The board of officers of the American Philosophical Association is deeply concerned about threats to academic freedom posed by President Donald J. Trump’s executive order of September 22, 2020, which claims to “to promote unity in the Federal workforce, and to combat offensive and anti-American race and sex stereotyping and scapegoating” by banning workplace trainings and other instruction aimed at advancing diversity, equity, and inclusion that include what the order calls “divisive concepts.”
The administration has made repeated statements targeting the research and teaching of experts on race and gender, including critical race theorists. In his remarks at the National Archives Museum on September 17, 2020, the President said, “Critical race theory…is toxic propaganda, ideological poison that, if not removed, will dissolve the civic bonds that tie us together. It will destroy our country. That is why I recently banned trainings in this prejudiced ideology from the federal government and banned it in the strongest manner possible.”
In this context, the executive order serves to suppress the evidence-based research and teaching of highly regarded scholars. We draw the attention of the administration and the academic community to three concerns in particular.
First, the executive order crassly caricatures the work of scholars of race and gender. Ideas such as “one race or sex is inherently superior to another race or sex” and “an individual’s moral character is necessarily determined by his or her race or sex” are not widely accepted among scholars today. We deeply regret that the executive order appeals to the noble ideal of unity while having the effect of undermining the potential for unity, fomenting division by promoting a misunderstanding of efforts to examine and address prejudice.
Second, though section 10(b) of the order allows “discussing, as part of a larger course of academic instruction, the divisive concepts,” it specifies that teaching these ideas is acceptable only provided that they are not endorsed. This is a blatant affront to academic freedom. The cornerstone of academic freedom is the freedom to endorse conclusions that are supported by the best evidence and best arguments, without interference or influence from the government. We further note that, in another affront to academic freedom, the “carve out” for academic contexts in section 10(b) exempts teaching but not research from the force of the order.

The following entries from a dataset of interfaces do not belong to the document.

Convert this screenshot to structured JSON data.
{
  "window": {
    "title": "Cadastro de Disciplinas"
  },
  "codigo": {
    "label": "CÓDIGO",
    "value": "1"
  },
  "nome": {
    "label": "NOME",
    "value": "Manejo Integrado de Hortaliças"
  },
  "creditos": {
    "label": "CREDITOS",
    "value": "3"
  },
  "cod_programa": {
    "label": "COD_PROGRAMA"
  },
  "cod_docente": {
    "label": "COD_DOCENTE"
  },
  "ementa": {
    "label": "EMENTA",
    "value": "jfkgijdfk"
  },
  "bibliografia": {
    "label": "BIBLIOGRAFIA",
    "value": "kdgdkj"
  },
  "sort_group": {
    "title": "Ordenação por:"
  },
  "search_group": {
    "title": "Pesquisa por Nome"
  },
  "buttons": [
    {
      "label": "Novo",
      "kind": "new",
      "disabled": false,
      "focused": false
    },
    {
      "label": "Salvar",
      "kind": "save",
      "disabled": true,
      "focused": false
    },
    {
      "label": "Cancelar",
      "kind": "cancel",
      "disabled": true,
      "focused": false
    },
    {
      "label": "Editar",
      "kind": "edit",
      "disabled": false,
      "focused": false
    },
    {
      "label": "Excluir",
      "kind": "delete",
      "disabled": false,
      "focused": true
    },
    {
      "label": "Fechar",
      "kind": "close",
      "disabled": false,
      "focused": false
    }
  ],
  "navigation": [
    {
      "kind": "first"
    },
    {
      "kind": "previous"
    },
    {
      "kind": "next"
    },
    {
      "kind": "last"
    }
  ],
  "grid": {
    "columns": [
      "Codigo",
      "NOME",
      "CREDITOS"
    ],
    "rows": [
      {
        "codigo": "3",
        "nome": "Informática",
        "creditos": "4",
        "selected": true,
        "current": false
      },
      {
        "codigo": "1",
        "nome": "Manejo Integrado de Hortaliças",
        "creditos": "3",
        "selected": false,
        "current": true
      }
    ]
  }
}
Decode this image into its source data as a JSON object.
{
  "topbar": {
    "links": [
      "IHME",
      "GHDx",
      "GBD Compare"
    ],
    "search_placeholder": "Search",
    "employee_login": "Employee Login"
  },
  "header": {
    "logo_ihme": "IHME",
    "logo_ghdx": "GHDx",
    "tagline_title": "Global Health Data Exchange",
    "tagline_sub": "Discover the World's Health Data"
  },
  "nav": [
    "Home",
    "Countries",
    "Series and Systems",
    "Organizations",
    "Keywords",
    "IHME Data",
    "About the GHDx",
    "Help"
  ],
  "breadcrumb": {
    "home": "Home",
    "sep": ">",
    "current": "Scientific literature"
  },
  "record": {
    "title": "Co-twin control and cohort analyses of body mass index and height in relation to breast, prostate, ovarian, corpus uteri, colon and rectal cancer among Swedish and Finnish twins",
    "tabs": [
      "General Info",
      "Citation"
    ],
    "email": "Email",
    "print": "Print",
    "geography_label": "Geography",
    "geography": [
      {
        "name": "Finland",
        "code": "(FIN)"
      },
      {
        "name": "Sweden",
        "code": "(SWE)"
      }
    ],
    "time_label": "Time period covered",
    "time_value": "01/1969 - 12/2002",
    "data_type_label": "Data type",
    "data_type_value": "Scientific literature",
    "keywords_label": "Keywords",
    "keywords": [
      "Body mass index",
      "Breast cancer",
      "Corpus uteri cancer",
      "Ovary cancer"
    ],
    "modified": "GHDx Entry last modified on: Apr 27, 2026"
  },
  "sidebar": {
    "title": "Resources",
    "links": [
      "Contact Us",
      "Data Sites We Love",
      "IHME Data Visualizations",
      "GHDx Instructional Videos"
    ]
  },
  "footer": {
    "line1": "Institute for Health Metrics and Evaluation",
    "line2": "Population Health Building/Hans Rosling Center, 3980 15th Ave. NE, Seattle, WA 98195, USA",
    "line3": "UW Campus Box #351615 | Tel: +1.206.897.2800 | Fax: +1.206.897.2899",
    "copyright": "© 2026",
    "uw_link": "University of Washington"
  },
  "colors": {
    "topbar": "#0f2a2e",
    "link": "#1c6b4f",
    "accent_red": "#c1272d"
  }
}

Third, the order’s chilling effect on research and teaching is compounded by the vagueness of its text coupled with the absence of any specifics as to implementation. Faculty and students are already facing new uncertainties and immense pressures related to the coronavirus pandemic, and this Executive Order only adds to those uncertainties and pressures by instituting requirements and prohibitions without sufficiently defining them or outlining whether and how they will be enforced. For example, the Office of Management and Budget directs agencies working to enforce this order to conduct broad keyword searches for terms such as “critical race theory,” “white privilege,” “intersectionality,” “systemic racism,” “positionality,” “racial humility,” and “unconscious bias” to identify programs that may violate the order, without clear instruction on how to evaluate the content of those programs.

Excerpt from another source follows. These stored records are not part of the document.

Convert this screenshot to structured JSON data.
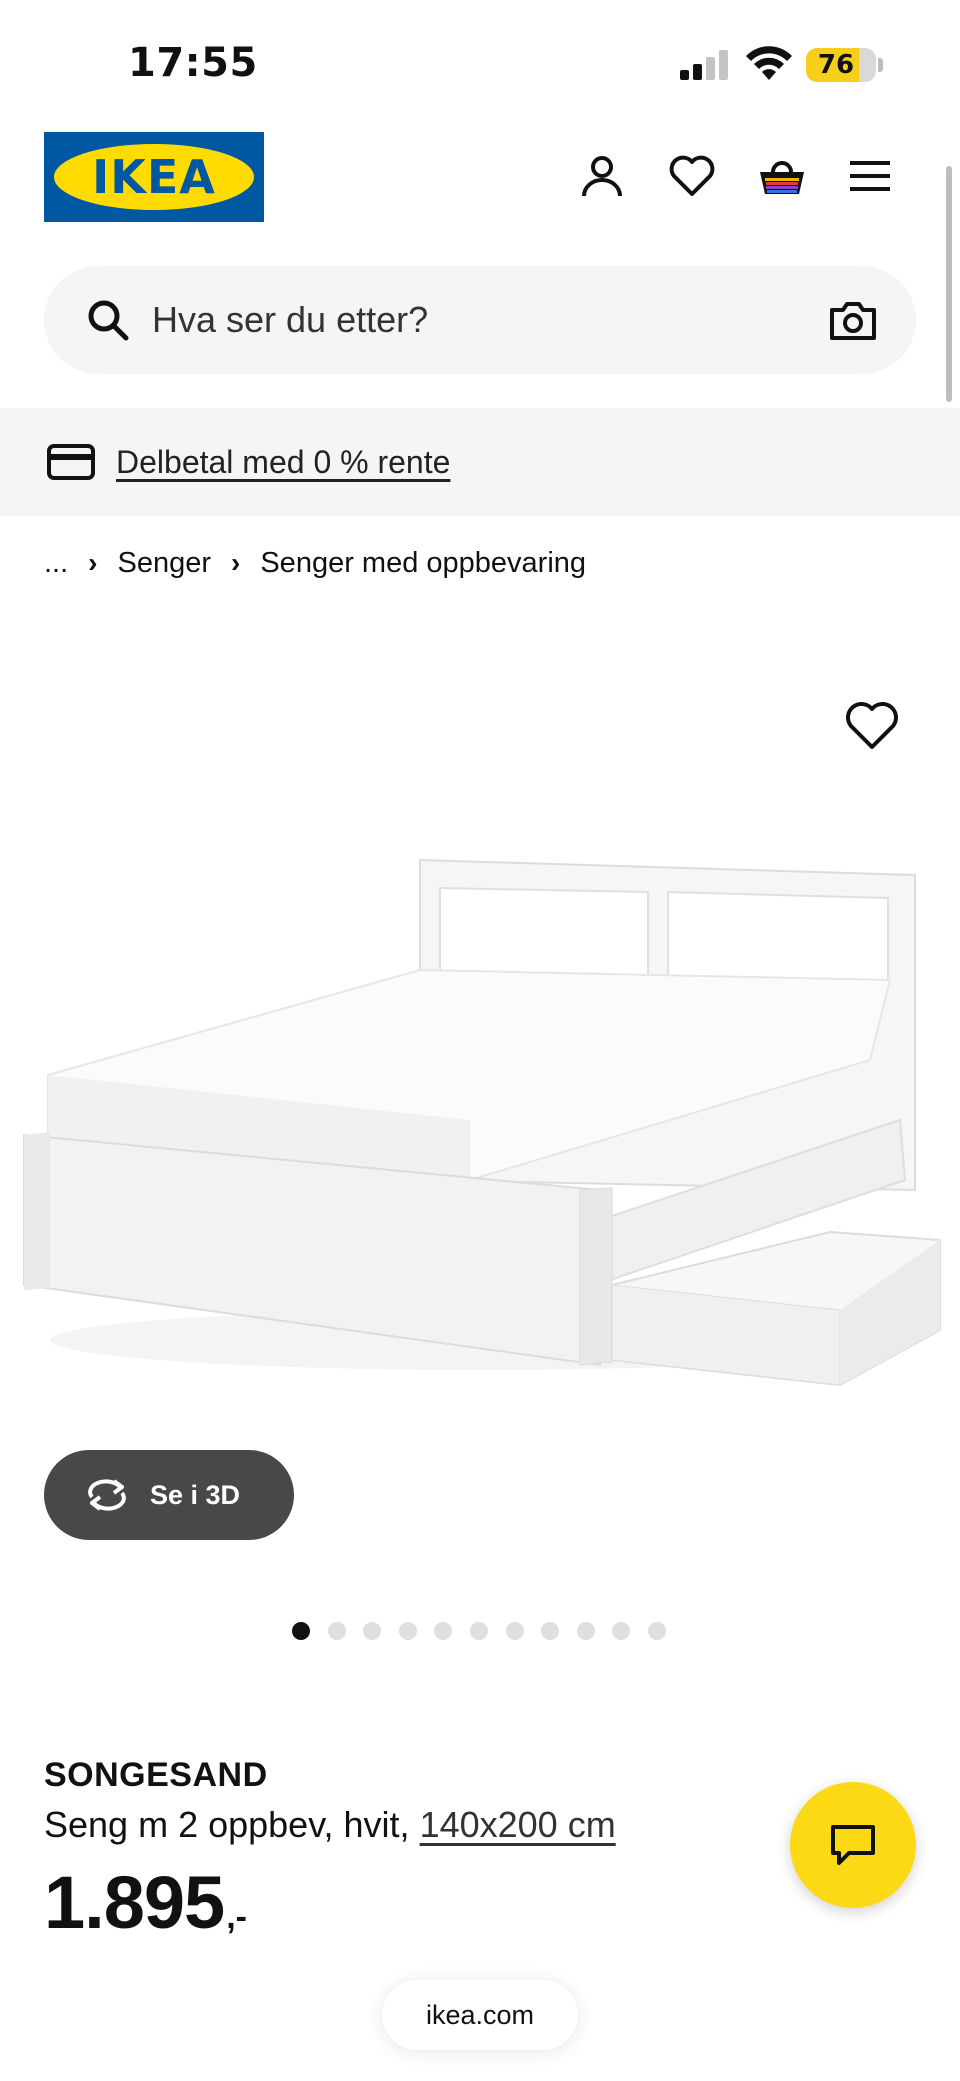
{
  "status_bar": {
    "time": "17:55",
    "battery_level": "76",
    "battery_color": "#f5cf1a",
    "signal_icon": "cellular-signal-icon",
    "wifi_icon": "wifi-icon"
  },
  "header": {
    "logo_text": "IKEA",
    "brand_colors": {
      "blue": "#0058a3",
      "yellow": "#ffdb00"
    },
    "icons": [
      "account-icon",
      "heart-icon",
      "shopping-bag-icon",
      "menu-icon"
    ]
  },
  "search": {
    "placeholder": "Hva ser du etter?",
    "value": "",
    "icons": [
      "search-icon",
      "camera-icon"
    ]
  },
  "promo": {
    "icon": "credit-card-icon",
    "text": "Delbetal med 0 % rente"
  },
  "breadcrumb": {
    "items": [
      "...",
      "Senger",
      "Senger med oppbevaring"
    ]
  },
  "product": {
    "image_alt": "SONGESAND white bed frame with 2 storage boxes",
    "favorite_icon": "heart-icon",
    "view3d_label": "Se i 3D",
    "view3d_icon": "rotate-3d-icon",
    "carousel": {
      "count": 11,
      "active_index": 0
    },
    "name": "SONGESAND",
    "description": "Seng m 2 oppbev, hvit,",
    "size": "140x200 cm",
    "price": "1.895",
    "price_suffix": ",-"
  },
  "chat": {
    "icon": "chat-bubble-icon",
    "color": "#fbd914"
  },
  "browser": {
    "url": "ikea.com"
  }
}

President Trump himself has stated, in his Executive Order on Improving Free Inquiry, Transparency, and Accountability at Colleges and Universities of March 21, 2019, “Free inquiry is an essential feature of our Nation’s democracy, and it promotes learning, scientific discovery, and economic prosperity. We must encourage institutions to…avoid creating environments that stifle competing perspectives, thereby potentially impeding beneficial research and undermining learning.” Yet this latest Executive Order has that very effect of stifling the free flow of ideas and competing perspectives.
Some scholars have already expressed their fears that the Executive Order undermines their ability to confront, and to help their students to confront, some of the gravest challenges that face the United States with courage and integrity. We reiterate our support for our colleagues, their students, and the principle of academic freedom. We also reiterate our commitment to diversity, equity, and inclusion, which are fundamental to our collective ability to offer robust educational experiences and economic opportunity for all.
The following organizations have endorsed this statement:
Middle East Studies Association
Society of Architectural Historians